### DATA PROVIDED

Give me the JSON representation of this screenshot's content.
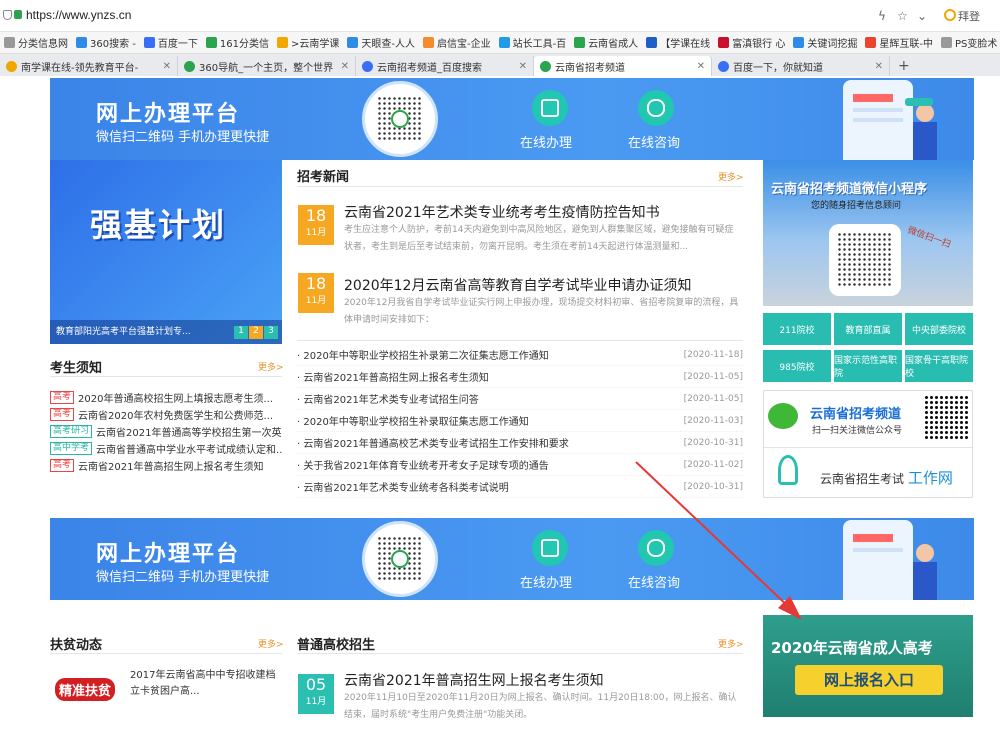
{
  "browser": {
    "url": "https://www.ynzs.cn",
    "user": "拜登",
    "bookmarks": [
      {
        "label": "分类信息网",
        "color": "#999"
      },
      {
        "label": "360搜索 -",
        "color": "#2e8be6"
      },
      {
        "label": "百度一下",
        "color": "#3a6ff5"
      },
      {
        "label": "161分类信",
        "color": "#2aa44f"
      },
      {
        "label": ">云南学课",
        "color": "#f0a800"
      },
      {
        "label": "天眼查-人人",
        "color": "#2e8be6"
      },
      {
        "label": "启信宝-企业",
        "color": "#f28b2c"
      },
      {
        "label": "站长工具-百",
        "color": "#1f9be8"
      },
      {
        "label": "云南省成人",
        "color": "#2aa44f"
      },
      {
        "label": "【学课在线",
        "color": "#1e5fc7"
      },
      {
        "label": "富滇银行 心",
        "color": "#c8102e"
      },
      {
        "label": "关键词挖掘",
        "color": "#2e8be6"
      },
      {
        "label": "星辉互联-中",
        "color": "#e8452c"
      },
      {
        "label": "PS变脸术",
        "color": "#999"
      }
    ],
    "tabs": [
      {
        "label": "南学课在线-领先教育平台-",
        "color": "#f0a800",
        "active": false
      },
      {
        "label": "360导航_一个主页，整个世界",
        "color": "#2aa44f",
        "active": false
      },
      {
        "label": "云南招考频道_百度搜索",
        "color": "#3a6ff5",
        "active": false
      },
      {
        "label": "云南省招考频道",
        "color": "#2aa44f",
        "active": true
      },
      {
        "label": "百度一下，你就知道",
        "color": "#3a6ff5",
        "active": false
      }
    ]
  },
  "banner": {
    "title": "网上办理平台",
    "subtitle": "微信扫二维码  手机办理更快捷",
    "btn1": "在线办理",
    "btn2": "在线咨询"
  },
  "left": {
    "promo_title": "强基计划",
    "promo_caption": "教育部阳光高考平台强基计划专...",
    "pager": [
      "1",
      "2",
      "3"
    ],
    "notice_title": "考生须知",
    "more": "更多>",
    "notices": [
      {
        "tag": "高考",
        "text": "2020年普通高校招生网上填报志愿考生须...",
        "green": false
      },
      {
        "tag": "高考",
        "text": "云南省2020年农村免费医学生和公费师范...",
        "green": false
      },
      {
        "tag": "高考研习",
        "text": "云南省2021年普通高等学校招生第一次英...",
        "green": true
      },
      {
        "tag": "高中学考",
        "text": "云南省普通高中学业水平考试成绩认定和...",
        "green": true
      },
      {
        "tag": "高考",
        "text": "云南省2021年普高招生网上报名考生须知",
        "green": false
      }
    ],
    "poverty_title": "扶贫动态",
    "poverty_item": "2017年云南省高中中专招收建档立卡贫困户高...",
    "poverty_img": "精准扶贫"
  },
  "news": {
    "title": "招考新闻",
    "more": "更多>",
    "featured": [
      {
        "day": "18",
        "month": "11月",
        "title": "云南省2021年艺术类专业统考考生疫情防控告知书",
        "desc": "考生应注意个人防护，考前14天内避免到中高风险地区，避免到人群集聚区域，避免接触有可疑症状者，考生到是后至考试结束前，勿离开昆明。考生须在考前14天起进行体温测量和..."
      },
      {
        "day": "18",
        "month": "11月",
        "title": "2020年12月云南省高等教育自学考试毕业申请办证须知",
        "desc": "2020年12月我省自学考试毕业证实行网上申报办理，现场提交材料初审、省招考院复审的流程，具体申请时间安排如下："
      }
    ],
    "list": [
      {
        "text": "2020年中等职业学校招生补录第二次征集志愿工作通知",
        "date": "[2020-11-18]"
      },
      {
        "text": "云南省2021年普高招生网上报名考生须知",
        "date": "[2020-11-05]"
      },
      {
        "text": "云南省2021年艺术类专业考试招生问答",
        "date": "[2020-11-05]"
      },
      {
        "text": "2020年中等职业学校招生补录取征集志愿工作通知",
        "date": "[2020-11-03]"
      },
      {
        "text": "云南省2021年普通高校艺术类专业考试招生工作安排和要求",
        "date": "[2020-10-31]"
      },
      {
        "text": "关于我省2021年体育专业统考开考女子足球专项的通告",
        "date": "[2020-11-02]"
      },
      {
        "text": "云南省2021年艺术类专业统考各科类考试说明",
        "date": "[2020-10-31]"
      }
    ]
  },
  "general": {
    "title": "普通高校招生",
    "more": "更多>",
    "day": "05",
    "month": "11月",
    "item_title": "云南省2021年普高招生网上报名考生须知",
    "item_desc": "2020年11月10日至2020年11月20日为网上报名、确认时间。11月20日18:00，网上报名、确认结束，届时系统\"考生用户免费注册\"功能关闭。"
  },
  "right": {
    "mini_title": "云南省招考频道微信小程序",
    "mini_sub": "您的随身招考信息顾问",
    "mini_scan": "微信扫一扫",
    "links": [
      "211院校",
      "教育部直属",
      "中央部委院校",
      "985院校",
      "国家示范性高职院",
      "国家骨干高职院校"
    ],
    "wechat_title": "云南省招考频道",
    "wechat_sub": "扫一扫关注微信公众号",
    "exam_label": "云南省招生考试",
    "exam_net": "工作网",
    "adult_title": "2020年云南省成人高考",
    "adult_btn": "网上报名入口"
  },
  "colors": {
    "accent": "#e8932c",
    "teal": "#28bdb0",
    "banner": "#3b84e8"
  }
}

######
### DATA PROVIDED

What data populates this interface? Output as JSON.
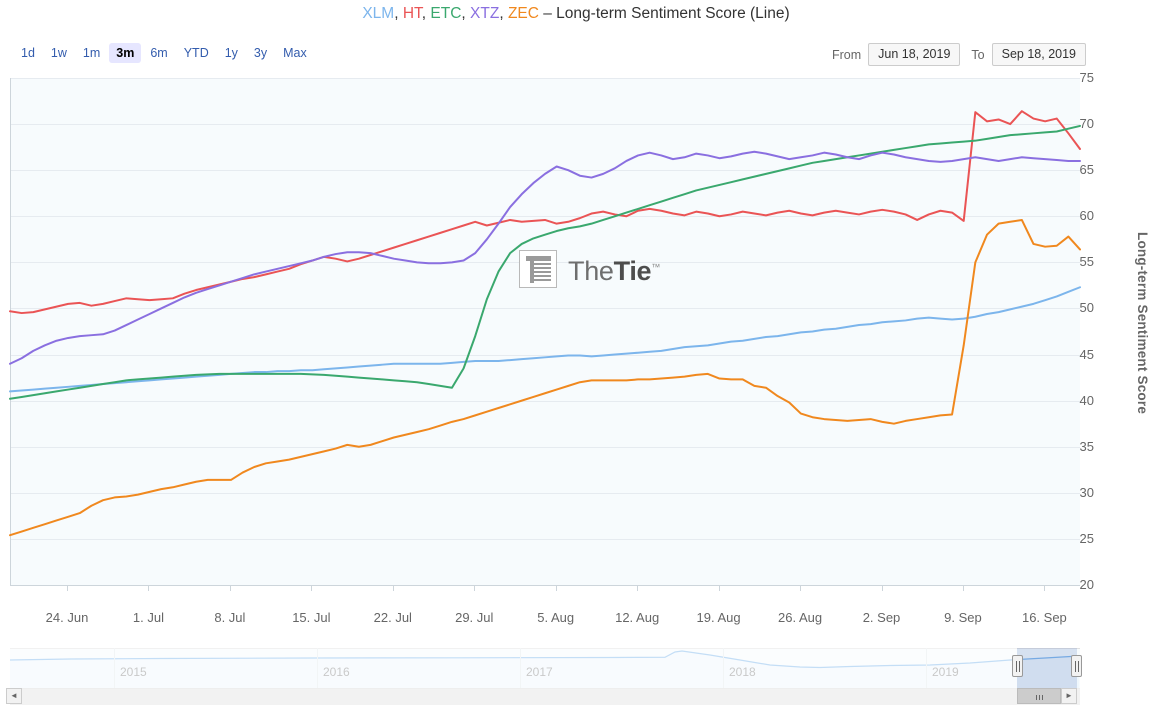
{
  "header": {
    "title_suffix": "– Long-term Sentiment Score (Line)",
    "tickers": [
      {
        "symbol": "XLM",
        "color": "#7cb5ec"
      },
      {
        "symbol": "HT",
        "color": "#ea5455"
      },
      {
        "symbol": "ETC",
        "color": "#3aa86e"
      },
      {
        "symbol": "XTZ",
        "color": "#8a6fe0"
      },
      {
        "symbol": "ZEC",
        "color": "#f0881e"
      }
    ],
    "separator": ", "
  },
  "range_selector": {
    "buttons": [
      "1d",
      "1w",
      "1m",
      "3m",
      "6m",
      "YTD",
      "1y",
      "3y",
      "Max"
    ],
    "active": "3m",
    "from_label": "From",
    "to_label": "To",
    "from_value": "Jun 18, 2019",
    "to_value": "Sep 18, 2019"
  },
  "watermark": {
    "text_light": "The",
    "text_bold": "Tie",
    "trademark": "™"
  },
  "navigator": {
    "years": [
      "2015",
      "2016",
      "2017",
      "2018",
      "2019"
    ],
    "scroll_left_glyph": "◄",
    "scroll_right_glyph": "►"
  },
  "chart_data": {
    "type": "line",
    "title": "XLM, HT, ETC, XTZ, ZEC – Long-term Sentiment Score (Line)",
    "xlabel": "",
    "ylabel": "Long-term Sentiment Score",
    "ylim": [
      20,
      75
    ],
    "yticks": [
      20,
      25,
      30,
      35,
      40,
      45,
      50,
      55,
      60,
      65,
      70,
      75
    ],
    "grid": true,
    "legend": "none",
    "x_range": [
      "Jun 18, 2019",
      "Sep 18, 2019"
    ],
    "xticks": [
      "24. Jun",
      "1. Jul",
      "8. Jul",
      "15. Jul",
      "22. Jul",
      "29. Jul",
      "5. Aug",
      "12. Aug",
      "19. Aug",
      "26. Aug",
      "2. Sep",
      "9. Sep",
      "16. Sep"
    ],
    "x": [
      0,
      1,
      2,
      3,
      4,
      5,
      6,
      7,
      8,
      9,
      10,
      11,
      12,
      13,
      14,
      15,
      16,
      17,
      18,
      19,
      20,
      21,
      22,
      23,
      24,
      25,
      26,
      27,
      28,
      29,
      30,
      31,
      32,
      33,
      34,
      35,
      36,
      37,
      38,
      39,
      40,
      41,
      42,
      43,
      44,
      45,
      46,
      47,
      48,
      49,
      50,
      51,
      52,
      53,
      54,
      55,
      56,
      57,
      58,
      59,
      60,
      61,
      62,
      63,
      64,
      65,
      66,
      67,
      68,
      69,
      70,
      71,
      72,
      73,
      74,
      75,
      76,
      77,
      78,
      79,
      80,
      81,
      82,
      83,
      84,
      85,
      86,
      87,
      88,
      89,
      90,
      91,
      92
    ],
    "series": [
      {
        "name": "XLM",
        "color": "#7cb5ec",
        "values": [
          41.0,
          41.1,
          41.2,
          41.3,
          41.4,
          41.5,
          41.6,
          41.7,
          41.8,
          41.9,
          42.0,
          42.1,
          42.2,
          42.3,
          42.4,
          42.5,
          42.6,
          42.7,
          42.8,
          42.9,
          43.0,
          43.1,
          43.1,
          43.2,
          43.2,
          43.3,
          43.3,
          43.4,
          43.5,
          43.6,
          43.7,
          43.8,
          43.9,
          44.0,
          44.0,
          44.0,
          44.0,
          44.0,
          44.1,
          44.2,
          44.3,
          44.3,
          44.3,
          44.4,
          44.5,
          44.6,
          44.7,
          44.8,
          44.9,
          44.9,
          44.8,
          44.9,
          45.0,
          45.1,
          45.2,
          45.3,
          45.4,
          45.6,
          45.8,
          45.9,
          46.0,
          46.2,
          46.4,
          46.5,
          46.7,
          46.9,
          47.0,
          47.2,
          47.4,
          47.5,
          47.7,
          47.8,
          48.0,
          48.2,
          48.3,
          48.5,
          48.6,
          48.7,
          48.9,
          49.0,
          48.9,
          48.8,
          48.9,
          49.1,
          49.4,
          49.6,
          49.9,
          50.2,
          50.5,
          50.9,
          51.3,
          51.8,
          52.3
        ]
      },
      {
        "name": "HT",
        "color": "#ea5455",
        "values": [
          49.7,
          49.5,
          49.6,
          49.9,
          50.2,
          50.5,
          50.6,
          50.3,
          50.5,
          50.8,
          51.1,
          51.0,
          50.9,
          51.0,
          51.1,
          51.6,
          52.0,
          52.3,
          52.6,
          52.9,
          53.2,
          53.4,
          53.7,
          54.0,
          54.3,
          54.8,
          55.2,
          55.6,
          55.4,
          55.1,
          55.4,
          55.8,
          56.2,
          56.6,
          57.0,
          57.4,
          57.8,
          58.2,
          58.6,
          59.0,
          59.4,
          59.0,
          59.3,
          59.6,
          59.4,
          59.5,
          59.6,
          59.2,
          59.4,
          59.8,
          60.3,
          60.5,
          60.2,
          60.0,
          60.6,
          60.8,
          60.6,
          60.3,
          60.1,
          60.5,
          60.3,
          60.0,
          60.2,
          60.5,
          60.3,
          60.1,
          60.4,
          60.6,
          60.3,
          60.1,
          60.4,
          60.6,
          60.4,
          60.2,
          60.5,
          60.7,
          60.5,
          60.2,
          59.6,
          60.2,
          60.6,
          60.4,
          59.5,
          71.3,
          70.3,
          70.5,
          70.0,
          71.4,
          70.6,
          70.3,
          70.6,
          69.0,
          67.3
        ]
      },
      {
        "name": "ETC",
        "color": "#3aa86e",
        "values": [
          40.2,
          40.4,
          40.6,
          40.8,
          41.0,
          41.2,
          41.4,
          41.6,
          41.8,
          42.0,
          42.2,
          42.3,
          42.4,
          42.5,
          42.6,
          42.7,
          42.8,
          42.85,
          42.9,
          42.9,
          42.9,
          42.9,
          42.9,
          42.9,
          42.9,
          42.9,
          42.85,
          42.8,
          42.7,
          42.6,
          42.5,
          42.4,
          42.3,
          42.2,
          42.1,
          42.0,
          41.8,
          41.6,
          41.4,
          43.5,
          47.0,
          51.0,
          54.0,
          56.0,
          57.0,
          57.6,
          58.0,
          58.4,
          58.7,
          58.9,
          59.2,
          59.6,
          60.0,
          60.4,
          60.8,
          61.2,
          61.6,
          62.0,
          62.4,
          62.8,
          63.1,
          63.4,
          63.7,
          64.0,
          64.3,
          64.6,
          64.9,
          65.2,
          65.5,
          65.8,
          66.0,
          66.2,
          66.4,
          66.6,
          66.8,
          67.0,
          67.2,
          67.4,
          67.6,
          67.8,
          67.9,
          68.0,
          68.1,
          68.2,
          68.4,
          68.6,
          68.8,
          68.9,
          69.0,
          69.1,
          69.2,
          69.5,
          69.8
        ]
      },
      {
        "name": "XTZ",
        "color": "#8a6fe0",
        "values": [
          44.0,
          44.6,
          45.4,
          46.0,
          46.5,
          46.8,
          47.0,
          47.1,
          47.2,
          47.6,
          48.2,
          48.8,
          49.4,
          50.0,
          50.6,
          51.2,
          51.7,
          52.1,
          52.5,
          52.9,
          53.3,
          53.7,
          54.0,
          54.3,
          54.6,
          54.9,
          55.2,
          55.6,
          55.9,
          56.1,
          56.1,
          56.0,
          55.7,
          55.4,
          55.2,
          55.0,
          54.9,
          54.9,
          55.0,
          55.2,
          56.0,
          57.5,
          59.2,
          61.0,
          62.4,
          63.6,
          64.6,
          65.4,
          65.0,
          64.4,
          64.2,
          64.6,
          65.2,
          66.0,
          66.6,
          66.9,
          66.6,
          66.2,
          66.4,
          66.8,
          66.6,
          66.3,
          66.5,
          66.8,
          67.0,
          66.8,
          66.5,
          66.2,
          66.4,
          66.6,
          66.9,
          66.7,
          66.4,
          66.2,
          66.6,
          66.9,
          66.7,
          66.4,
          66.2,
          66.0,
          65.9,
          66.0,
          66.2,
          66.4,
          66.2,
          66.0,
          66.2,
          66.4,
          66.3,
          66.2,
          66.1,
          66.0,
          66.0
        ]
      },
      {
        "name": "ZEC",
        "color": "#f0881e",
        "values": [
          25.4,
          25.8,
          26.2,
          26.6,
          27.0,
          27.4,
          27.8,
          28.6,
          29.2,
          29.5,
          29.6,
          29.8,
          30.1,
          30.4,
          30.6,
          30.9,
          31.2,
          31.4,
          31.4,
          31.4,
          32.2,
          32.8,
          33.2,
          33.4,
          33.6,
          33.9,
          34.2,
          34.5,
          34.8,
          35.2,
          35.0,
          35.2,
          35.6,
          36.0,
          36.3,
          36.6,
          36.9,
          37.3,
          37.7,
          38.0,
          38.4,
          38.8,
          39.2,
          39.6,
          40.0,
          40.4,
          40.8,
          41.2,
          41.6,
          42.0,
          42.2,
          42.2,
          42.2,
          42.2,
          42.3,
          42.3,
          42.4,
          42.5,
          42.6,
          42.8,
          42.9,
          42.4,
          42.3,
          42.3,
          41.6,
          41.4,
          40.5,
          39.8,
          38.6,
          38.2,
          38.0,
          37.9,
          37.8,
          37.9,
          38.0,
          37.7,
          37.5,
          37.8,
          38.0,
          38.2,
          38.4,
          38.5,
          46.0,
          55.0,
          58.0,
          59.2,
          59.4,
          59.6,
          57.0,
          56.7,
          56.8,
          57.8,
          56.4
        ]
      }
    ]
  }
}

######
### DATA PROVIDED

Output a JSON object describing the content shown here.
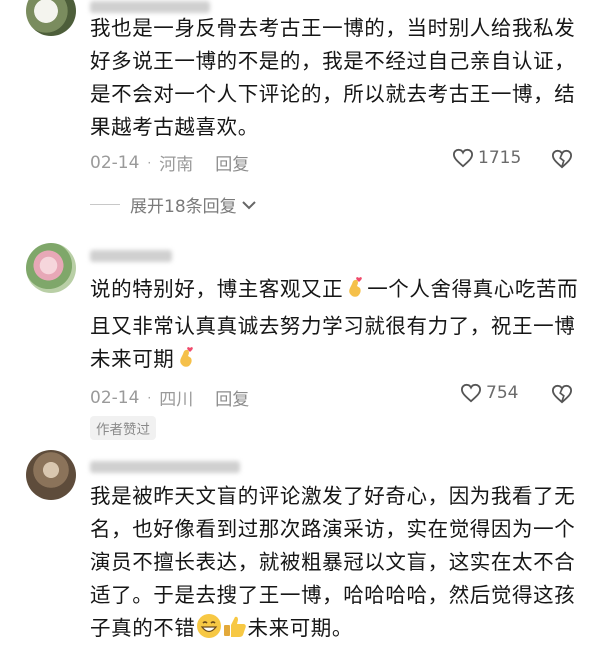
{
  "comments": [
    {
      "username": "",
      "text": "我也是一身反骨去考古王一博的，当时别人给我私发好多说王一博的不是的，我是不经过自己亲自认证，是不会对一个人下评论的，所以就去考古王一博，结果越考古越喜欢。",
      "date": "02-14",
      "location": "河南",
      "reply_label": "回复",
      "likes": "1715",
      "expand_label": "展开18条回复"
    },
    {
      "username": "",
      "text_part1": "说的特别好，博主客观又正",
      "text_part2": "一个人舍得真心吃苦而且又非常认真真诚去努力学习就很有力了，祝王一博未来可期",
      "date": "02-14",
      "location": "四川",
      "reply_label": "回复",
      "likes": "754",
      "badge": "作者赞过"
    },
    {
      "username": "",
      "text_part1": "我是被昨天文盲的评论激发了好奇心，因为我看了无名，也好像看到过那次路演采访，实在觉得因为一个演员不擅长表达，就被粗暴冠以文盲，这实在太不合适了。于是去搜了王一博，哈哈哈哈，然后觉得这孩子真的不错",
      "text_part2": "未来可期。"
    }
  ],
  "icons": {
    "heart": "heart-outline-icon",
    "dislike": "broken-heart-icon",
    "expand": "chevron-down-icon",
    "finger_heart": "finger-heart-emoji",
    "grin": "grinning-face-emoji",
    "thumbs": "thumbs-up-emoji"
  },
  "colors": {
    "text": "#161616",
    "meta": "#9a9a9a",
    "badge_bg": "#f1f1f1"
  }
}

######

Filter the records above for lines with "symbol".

        "symbol": "XLM",
        "symbol": "HT",
        "symbol": "ETC",
        "symbol": "XTZ",
        "symbol": "ZEC",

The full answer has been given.